It’s been a tough weekend here in Australia. On Friday, just a couple of hours after I posted my roundup of the news, Doug the baby koala passed away.
Tomorrow is Australia Day here, a national holiday and a day of celebration. In light of poor Doug, it will be a true test of this nation’s character to see if those celebrations are as enthusiastic as they usually are.
The BobinOz family have been invited to an Australia Day party, I have yet to check with the organiser but I am hoping it still goes ahead.
So what went wrong? I tuned into the national news to find out.
After showing signs of improvement, vets thought he would make a full recovery, complications set in on Friday afternoon which required emergency surgery. Doug, who was dehydrated and possibly suffering from pneumonia, didn’t pull through.
A post-mortem showed that one of the pellets had moved into his chest. Worse than that, it shows that Doug had been shot from point-blank range. He never stood a chance.
There have been calls for the person to surrender, but I can’t see it happening. Why? Because the maximum penalty for killing a koala in Australia is a $300,000 fine or two years imprisonment.
With the amount of publicity this incident has attracted, officials might find a way of imposing the $300,000 fine AND two years imprisonment.
Yes, this article is a little tongue in cheek, but anyone who reads my blog regularly will know how much I adore the diversity of Australian wildlife. So yes, it is sad. And yes, I hope they find the pathetic, cowardly moron who ended Doug’s life.
But as a tribute to Doug and koalas everywhere, I present……
The Koala: An Australian Icon! Fifteen Fun Facts.
- The koala is not a bear. It’s a marsupial; that means mummy has a pouch.
- The koala gets its name from an ancient aboriginal word meaning “no drink”. This is because the koala can survive for long periods of time with “no drink”.
- The koala lives in the eucalyptus tree and survives by eating eucalyptus leaves.
- Koala’s sleep for around 18 to 20 hours a day.
- Koalas communicate with a range of sounds, best described as grunts. But when they are scared they make a sickening cry like a baby screaming.
- A baby koala is called a joey. (Not Doug!)
- The koala’s real scientific name is Phasclarctos cinereus, which just doesn’t sound so cute. No wonder it didn’t catch on.
- If koalas weren’t so slow and didn’t sleep so much, who knows, maybe Skippy would have been a koala. Instead, as we know, the job went to a kangaroo.

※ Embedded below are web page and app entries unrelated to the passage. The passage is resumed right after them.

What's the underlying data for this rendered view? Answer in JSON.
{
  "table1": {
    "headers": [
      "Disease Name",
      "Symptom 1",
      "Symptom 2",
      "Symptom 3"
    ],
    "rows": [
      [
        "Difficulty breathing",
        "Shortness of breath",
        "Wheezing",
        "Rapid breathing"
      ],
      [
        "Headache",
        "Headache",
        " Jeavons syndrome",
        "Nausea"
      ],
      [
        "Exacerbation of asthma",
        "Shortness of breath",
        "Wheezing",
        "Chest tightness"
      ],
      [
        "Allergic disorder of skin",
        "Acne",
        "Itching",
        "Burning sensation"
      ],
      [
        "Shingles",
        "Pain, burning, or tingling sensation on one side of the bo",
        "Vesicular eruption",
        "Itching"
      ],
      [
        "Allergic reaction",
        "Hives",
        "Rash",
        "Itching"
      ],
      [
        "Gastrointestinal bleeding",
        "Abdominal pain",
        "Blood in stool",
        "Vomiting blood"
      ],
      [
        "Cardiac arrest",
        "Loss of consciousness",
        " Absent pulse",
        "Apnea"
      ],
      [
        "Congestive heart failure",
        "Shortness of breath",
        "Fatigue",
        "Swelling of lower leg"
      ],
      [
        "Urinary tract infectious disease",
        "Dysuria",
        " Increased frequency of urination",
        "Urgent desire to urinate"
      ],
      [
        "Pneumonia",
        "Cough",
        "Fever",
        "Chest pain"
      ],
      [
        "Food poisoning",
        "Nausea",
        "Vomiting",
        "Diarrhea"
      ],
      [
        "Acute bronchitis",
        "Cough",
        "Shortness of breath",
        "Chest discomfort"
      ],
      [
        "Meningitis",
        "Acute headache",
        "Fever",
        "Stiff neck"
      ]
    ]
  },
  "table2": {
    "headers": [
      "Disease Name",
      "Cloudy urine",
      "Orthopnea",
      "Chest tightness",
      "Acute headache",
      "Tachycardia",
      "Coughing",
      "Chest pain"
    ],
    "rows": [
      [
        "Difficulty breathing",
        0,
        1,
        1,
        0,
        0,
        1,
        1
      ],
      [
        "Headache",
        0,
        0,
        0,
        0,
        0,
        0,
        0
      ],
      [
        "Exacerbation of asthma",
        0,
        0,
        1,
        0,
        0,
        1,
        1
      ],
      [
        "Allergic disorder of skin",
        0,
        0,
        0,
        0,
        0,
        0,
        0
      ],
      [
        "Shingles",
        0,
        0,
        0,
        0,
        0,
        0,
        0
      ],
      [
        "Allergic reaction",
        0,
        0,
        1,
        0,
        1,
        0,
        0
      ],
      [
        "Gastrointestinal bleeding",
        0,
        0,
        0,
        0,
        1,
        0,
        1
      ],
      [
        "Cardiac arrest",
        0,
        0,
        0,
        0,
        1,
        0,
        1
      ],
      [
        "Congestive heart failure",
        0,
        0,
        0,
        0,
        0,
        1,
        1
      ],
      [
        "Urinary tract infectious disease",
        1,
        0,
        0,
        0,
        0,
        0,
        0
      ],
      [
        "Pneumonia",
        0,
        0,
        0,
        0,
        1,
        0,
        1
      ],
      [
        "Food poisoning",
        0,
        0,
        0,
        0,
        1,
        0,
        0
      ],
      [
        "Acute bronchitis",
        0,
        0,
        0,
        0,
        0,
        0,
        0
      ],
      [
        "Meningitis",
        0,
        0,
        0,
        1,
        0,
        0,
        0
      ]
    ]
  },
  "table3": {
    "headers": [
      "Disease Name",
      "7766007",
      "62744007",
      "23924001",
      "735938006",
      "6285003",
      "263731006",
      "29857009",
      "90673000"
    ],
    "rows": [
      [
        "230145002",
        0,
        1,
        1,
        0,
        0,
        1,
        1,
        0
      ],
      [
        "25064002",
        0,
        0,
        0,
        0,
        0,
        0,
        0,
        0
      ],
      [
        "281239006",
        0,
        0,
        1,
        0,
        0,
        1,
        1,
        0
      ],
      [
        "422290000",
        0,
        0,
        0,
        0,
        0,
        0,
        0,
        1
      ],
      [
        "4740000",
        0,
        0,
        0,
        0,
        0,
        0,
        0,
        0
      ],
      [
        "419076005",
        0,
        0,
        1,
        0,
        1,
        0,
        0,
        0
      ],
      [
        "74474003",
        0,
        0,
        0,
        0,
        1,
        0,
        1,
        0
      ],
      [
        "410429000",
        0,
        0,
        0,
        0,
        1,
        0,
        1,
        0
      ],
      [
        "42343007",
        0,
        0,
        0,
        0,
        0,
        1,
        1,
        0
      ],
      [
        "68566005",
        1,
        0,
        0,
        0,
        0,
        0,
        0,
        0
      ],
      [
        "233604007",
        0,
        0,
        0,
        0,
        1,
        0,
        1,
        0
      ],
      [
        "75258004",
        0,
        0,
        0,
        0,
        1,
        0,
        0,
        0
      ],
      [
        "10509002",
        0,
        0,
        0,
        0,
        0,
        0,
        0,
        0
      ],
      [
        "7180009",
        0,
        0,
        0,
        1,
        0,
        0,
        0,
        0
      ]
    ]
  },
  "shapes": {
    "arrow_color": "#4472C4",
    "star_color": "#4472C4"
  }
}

- One of the top three reasons the Japanese like to visit Australia is to cuddle a koala. Don’t know about you, but I now want to know the other two reasons.
- Koala’s are cute, but they can be aggressive. Attacks on humans are incredibly rare. The only evidence I have found, which was anecdotal, is about an apparent attack on a woman in Adelaide back in December 2002. She required surgery to her ear. Koalas do have strong claws.
- Have I seen any wild koalas? No, but the trees down at my local park are covered with the tell-tale claw marks that koalas make when they climb up a tree. So they are around for sure.
- The biggest threats to the koala are land clearing, dogs, cars, dingoes, goannas, owls, eagles, and some large pythons. (Not the air rifle).
- Koala’s can be found in the wild in Queensland, New South Wales, Victoria and South Australia.
- It is estimated that 90% of the koala population has been destroyed in the last 20 years. The population could now be as low as 43,000 to 80,000.
- Back in the 1800s, and up to around the year 1900, something like 2.5M to 3 million koalas were shot for the American and European fur market.
I wonder if that made the news. It makes Doug’s story pale into insignificance. How long before the koala is extinct? Environmentalists are already beginning to worry.
Yes, the koala is an Australian icon.